If i want to save something in a computer such as a number 1 that would be 001 but if i save 001 in a computer how would the computer know that 001 is 1. Should we first save the number 1 in memory and tell the computer that hey this is 1 and it is 001 in your language. Basically if we want to save something, how would a computer know what are we saving to determine its output. Like if i say the computer hey i wanna save 10011 and i actually intended it to be The letter A how would the computer know 10011 is A?
Nowadays, all computers are built following certain conventions.
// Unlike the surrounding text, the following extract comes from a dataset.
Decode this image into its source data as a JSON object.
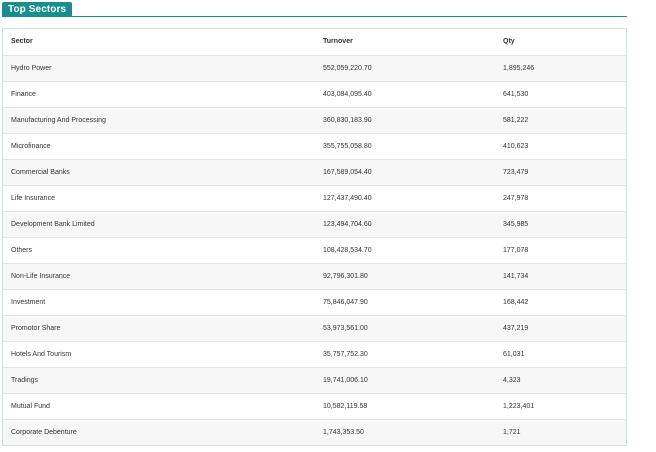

One of those conventions is the use of zero and one (i.e. low voltage and high voltage): it's perfectly possible to make computers that don't use zeroes and ones, and in fact the Soviets did so (look into the Setun project). Another of those conventions is that text-based data comes in units of eight bits each, called "bytes".
Each byte holds a number from zero to 255, and more conventions define what each number means. The ASCII standard, for example, says that 65 means "A", while the UTF-8 standard says that 195 followed by 184 means "ø". But there's nothing intrinsically "A"-like about the number 65: it's just a convention people have agreed to follow, to make it easier for programs to work together.
(P.S. When two programs are using different conventions, you get a garbled mess called "mojibake". Nowadays most text data is stored in UTF-8, which helps avoid this, but there are still some holdouts (cough Windows API) who insist on using other conventions instead. It's a headache when you have to deal with that.)